How to do it right? Bakery items should be wrapped in paper bags and kept at room temperature. Pies should be covered with parchment paper and placed in a cool place. And bread should be kept in a bread box made of glass or stainless steel.
Jams and pickles
- Pickles. They are protected from going bad with the preservative used to make them. This works for all similar foods that contain marinade, salt, vinegar, and spices.
- Jam. Given that there was a standard recipe and the jam was correctly sealed in a sterilized jar, you can keep it outside the fridge for up to 2 years and the fridge is not the best place. Storing jam in the cold can stimulate the growth of mold. Every time you open the door of the fridge, the jar is at risk: warm air gets into a crack between the lid and the jar, and there is also condensation which creates the perfect conditions for bacteria.
How to do it right? Don’t keep open jars in the fridge — only keep the ones that have lids you can seal. Marinades and jams can be stored in a cool dark cupboard.
Berries, nuts, dried fruit
- Berries. They are more likely to remain fresh at room temperature. The moisture of the fridge will ruin them. Also, only wash them right before eating them.
- Nuts. On the one hand, low temperatures can help preserve the natural oils in the nuts, on the other — nuts have a tendency to absorb the tastes and flavors of other foods.
- Dried fruit. Storing dried fruit in the fridge will only make it moist, which is the opposite of what you want with them.
How to do it right? If you are planning to use the nuts in the next few days or weeks, it is better to store them in a sealed container inside a cupboard. However, if you want to store them for several months, place them in the freezer. The optimal temperature for dried fruit is from 32°F to 50°F but they should be regularly ventilated and checked for mold. And with berries, there are 2 options: either a dry cool place if you are going to eat them soon, or freezing them if you are not going to eat them until much later.

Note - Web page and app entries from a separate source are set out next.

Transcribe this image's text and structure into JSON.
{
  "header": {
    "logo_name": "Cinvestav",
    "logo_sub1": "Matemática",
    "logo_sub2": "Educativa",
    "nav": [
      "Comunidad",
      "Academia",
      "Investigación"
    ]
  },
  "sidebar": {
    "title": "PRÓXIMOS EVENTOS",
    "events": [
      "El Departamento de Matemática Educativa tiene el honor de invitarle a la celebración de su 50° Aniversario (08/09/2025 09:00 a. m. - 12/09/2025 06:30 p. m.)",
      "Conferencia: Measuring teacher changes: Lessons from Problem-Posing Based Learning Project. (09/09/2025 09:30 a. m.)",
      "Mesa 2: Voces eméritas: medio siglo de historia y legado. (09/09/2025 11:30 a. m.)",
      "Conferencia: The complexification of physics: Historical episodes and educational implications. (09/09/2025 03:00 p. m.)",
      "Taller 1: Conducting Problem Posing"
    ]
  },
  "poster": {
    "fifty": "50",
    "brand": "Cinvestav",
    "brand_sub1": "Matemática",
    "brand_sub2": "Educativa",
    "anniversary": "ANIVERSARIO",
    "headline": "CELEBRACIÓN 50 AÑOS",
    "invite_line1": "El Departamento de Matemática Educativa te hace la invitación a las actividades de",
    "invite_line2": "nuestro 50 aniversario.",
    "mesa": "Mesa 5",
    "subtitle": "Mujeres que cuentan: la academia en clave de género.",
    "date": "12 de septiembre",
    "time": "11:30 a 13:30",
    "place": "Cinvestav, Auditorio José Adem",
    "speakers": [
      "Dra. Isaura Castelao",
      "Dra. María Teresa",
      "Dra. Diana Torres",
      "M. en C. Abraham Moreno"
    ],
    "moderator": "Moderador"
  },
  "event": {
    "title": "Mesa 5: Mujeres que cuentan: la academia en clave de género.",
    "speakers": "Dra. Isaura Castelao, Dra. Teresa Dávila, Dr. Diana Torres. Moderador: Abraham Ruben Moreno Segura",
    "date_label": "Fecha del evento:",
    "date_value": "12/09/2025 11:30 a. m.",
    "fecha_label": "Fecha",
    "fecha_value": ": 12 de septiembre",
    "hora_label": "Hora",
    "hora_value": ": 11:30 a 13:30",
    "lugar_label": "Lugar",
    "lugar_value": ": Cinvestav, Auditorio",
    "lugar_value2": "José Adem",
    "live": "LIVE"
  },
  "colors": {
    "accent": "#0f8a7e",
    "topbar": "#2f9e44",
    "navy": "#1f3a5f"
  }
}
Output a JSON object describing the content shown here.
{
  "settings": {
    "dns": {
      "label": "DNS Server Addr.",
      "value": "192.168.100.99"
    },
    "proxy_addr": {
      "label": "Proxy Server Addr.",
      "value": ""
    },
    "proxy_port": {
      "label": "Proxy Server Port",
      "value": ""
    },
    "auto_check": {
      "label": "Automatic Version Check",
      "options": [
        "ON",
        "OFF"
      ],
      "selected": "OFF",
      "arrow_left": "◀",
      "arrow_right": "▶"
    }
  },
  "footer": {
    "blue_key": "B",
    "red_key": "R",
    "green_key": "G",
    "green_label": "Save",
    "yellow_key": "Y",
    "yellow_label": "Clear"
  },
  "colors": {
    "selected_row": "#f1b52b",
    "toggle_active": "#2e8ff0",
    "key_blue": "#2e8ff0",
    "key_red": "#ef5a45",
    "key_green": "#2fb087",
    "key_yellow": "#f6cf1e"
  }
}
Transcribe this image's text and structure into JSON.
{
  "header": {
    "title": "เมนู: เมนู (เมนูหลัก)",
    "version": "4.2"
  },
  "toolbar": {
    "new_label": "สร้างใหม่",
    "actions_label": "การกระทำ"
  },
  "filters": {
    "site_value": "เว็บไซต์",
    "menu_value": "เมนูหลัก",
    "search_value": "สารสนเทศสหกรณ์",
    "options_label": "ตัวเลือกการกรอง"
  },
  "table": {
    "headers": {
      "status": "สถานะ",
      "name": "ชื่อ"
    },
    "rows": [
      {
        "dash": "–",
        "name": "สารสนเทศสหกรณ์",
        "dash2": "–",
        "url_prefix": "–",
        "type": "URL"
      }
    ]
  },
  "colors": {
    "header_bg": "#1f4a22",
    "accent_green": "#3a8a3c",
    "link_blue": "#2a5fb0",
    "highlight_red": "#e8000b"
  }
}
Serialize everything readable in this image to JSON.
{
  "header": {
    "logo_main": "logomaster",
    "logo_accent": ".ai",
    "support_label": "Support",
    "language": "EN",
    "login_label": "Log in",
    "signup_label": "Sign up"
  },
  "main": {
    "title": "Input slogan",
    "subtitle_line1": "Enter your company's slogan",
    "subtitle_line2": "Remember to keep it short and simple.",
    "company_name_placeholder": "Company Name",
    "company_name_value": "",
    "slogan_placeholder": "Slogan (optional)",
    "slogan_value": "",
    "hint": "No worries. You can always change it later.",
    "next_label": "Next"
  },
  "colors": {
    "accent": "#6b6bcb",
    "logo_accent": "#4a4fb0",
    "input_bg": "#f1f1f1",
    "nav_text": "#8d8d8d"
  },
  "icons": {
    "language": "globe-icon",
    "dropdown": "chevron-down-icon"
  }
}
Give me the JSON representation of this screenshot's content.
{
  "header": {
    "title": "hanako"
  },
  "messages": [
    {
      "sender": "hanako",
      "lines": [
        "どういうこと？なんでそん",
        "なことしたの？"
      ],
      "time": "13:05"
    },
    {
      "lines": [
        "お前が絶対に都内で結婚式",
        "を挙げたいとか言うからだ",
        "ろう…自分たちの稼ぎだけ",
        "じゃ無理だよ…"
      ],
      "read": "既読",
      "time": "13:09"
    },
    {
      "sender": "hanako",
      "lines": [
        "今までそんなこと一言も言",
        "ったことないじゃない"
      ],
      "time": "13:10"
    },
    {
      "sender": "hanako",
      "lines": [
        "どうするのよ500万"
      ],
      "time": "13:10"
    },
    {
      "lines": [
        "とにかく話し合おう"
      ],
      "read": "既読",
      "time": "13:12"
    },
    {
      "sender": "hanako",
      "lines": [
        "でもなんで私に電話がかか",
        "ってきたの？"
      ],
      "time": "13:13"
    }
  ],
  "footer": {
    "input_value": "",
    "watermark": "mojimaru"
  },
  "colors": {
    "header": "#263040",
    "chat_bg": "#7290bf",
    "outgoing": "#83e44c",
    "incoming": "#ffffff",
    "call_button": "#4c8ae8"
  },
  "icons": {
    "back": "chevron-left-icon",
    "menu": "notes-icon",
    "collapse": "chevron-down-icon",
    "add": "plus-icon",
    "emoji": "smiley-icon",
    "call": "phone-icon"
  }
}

The fridge is empty. What else?
- Olive oil. The cold makes the oil produce some sediment which makes the oil cloudy. Keep it at room temperature, this way it will remain as it was before, but make sure the place you keep it is dark.
- Eggs. There are no special rules about eggs: they can be stored both inside the fridge and outside, and so can butter — in a dark cool place. The point is to make sure the temperature is stable and consistent. If you decide to put eggs in the fridge, don’t keep them on the side shelf but put them deeper in the fridge to protect them from temperature fluctuations.
- Butter. A high concentration of fat won’t let it go bad very fast. It is perfectly safe to store it in a closed dish in a cool place for a day or 2 — it will be easier to put it on bread that way.
- Salami. Again, this is your choice: you can put it in the fridge or not. Just make sure you wrap it tightly in parchment and put it in a cool place. It can be kept for a month. Of course, if the manufacturer’s package wasn’t already open.
- Watermelons and melons. Before you cut them, there is no need to put them in a cold place. Watermelons kept at room temperature contain way more antioxidants and other nutrients compared to those kept in the fridge.
- Coffee. Moisture is the worst enemy of coffee beans. If you place a jar in the cold refrigerator, condensation will appear, and when this happens the entire cell structure changes, which leads to losing the oil (the oil is responsible for that wonderful coffee smell) and all the coffee magic disappears. Every day that you take the jar out and put it back in, you harm it even more: temperature fluctuations make coffee lose its taste. Coffee should be stored in a sealed container, in a dark place, at room temperature.
The temperature inside the fridge is not equal everywhere. For example, the hottest area in the fridge is the shelves on the door. Some foods are best stored at very specific temperatures, so maybe you should take a look at the recommendations on storing foods in different areas.
Is your fridge also packed with foods that can be kept outside of it? Or do you have your own storage tips?